[Page and application data records]
[Start of section]

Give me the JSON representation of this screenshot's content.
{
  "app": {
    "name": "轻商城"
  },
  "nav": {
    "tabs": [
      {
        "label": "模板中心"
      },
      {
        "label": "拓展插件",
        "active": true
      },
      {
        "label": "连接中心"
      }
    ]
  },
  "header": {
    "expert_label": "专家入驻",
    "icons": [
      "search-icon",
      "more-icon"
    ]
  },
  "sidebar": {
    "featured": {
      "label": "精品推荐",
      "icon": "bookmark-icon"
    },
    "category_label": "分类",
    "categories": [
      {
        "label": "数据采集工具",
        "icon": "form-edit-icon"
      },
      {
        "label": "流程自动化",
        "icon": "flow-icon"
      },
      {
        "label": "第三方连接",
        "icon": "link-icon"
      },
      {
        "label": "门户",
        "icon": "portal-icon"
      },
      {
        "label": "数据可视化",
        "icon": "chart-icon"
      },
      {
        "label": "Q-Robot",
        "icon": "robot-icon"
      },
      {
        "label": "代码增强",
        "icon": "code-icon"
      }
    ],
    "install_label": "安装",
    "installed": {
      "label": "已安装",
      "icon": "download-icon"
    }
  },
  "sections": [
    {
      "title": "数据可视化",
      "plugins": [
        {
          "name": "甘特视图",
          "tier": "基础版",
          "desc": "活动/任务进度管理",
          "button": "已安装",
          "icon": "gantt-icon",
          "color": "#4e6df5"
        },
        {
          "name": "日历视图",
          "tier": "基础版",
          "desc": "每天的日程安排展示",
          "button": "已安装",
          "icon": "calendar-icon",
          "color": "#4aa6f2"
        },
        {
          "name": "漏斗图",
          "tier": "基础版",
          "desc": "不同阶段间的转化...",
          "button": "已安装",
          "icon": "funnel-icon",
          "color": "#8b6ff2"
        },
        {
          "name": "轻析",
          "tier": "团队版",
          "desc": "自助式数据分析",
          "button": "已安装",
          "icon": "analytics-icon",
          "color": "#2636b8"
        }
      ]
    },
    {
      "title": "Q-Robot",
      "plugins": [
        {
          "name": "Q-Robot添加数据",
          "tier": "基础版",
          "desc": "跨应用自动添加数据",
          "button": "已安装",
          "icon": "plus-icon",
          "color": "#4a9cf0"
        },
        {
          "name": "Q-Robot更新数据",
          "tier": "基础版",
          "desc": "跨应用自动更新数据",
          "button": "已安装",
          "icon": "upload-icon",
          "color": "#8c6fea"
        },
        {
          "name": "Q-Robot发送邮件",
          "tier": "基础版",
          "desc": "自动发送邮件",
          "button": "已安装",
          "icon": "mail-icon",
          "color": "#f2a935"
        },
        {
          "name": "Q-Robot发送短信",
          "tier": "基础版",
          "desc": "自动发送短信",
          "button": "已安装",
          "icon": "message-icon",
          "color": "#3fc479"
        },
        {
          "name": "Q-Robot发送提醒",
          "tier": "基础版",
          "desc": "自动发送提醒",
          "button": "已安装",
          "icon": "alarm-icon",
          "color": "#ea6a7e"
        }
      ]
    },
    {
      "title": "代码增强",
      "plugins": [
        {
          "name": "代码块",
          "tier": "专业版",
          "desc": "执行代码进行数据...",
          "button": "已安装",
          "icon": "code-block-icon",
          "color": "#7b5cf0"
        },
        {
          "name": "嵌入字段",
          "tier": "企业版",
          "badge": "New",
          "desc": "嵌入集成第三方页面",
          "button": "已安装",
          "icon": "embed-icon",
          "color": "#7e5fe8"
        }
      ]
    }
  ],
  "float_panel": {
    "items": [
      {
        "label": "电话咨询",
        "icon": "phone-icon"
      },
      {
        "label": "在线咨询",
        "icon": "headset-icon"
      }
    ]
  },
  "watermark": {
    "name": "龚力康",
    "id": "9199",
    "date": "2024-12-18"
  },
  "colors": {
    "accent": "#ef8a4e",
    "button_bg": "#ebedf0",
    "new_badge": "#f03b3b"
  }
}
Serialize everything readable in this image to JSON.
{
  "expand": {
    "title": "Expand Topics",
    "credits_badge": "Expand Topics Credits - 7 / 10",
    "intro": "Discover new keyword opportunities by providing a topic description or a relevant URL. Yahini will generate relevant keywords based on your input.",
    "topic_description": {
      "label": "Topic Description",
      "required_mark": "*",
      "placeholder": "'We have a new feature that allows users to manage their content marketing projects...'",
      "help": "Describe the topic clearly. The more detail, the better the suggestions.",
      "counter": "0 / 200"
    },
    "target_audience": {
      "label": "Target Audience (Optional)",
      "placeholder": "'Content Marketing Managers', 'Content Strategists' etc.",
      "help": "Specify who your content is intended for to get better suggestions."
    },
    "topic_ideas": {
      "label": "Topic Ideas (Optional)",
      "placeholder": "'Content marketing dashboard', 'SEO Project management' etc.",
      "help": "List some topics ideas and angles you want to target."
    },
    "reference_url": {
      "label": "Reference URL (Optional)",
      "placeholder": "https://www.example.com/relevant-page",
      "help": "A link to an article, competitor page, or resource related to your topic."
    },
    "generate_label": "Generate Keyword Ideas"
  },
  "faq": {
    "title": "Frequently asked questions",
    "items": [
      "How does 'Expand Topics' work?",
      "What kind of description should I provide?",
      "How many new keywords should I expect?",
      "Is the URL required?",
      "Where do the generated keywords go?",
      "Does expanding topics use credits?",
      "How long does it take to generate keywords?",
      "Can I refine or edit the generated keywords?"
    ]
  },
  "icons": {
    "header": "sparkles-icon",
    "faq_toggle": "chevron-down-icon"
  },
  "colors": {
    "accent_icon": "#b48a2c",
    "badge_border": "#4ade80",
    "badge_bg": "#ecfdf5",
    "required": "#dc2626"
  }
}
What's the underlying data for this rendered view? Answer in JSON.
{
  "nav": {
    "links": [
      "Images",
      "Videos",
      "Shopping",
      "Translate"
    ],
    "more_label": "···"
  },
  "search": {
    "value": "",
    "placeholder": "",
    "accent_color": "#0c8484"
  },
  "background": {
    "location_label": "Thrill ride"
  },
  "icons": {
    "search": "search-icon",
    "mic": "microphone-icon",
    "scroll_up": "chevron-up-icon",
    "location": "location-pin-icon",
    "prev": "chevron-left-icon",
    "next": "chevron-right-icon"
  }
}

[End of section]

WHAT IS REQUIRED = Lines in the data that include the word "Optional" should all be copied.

WRITTEN RESPONSE =
      "label": "Target Audience (Optional)",
      "label": "Topic Ideas (Optional)",
      "label": "Reference URL (Optional)",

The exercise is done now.